You log thousands of miles traversing the globe, working with A-list actors. Then you fly back home to a modest farm house in Estacada. Why here?
I have lived and worked in Oregon for periods of time over the past forty years, and Nina and I have lived in Estacada for seventeen. I’m blessed to have a life full of travel, typically on the road eight months a year. But life in Oregon provides a focus and grounding that I rely on and treasure. We enjoy a rich quality of life in the Northwest, surrounded by landscape that nurtures and inspires.
One of the most interesting questions you say you’ve ever been asked came recently, from an Estacada High School student who wondered whether you live your life through the filter of film. What did you tell her?
To take just one example, I asked her if she perhaps recognized ways in which her concept of love and romance had been formed through movies. I’ve no doubt that modern consciousness has been largely shaped by cinema.
So, how has film changed your life?
I believe that film, like all art, has the ability to transform self and society. Film has the capacity to engender empathy, to allow people to see commonality where they had previously only seen difference.
I’m blessed to work at something that I love—being part of telling stories, entertaining people, and hopefully inspiring and sometimes challenging them. I travel widely, and have the chance to go backstage into peoples’ lives and jobs, and to experience richness, beauty and diversity of life in our time. I know that cinema has enriched my life beyond words.
You say a “remarkable confluence of all kinds of things going right” must happen to make a good movie. What is an example of that magic in your films?

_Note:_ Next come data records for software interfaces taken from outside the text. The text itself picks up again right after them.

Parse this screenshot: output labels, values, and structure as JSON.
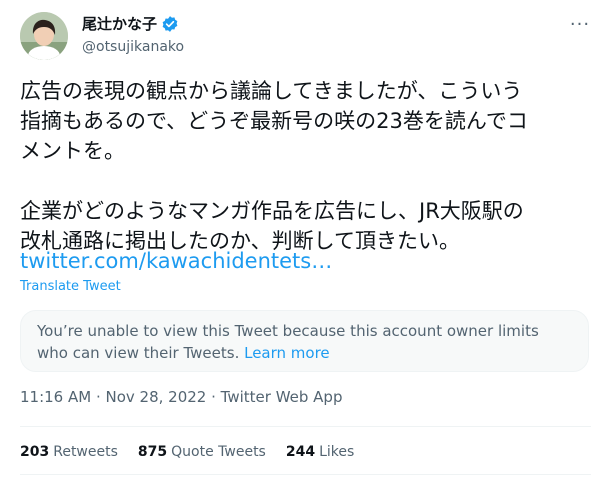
{
  "author": {
    "display_name": "尾辻かな子",
    "handle": "@otsujikanako",
    "verified_icon": "verified-badge-icon",
    "verified_color": "#1d9bf0"
  },
  "tweet": {
    "text": "広告の表現の観点から議論してきましたが、こういう\n指摘もあるので、どうぞ最新号の咲の23巻を読んでコ\nメントを。\n\n企業がどのようなマンガ作品を広告にし、JR大阪駅の\n改札通路に掲出したのか、判断して頂きたい。",
    "link": "twitter.com/kawachidentets…",
    "translate_label": "Translate Tweet"
  },
  "notice": {
    "text": "You’re unable to view this Tweet because this account owner limits who can view their Tweets. ",
    "link_label": "Learn more"
  },
  "meta": {
    "timestamp": "11:16 AM · Nov 28, 2022 · Twitter Web App"
  },
  "stats": {
    "retweets": "203",
    "retweets_label": "Retweets",
    "quotes": "875",
    "quotes_label": "Quote Tweets",
    "likes": "244",
    "likes_label": "Likes"
  },
  "colors": {
    "link": "#1d9bf0",
    "secondary_text": "#536471",
    "primary_text": "#0f1419"
  }
}
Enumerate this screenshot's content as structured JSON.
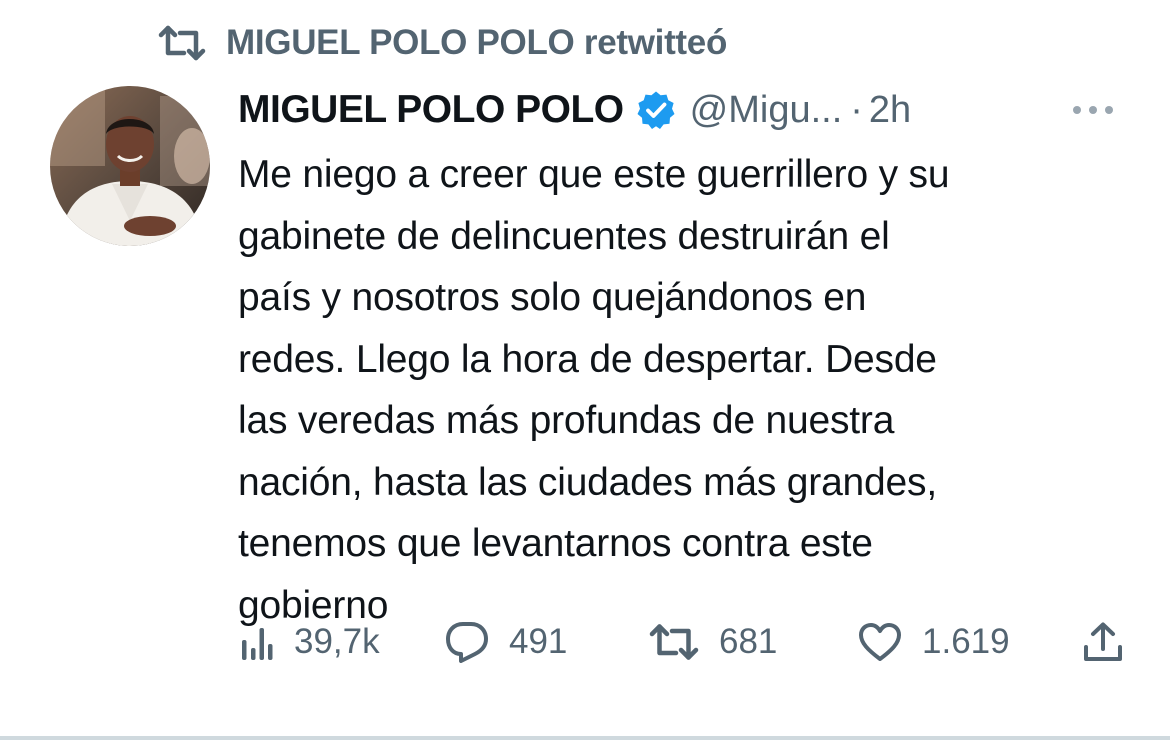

Howard Hawks on what makes a good movie: “Three great scenes, no bad ones.” A good movie begins with a good script. But everything else that goes into its making has to be spot-on as well. Every decision, large or small from everyone involved, contributes to how well it is realized. Not an easy feat.
And then to be successful, it has to be distributed and marketed well. I’ve done two indies that enjoyed significant success. While making Crash and The Artist, all those involved who brought their talent, commitment and passion to the projects sensed that we were making films that just might be very good. But both films’ paths to recognition were against incredible odds.
For your work on The Artist, you received an Academy Award nomination, and you won the César (the French version of the Academy Awards). Was your job more challenging because it is a silent film?
We did a tremendous amount of testing and research, the most important of which was watching film of the era. There are such beautiful movies from the teens and ’20s. I’d been quite familiar with the work of Chaplin, Keaton and others, but was introduced to masterpieces by Murnau, Vidor, Lang, and Von Sternberg.
We tried to emulate styles of films from the period, certainly. But one of the things I was most keen to have my team see and appreciate was the fun that those pioneers of film were having. They were inventing the language of cinema, and at the same time inventing the business—how films were made. I encouraged everyone who worked with me to identify with that spirit of playfulness and inventiveness.
You’ve been holding a script during our photo shoot with you. Is that where your creative process begins?
The first time I read a script, I watch the story in my mind. It’s an early version of the movie, lacking the fullness of what it will become. But it invariably contains some of the elements, visual themes, and tonalities of what I will eventually contribute to the whole. The process of prepping for production, though, involves collaboration with all the other contributors, and through that involvement my take on the look of the movie expands.
What’s next for Laurence Bennett?
I just got back from three-and-a-half weeks in Italy, scouting locations and assembling a crew for a fim with my friend, writer-director Paul Haggis. Third Person (Liam Neeson, Olivia Wilde) comprises three stories about relationships, each set in a different city: Rome, Paris and NYC.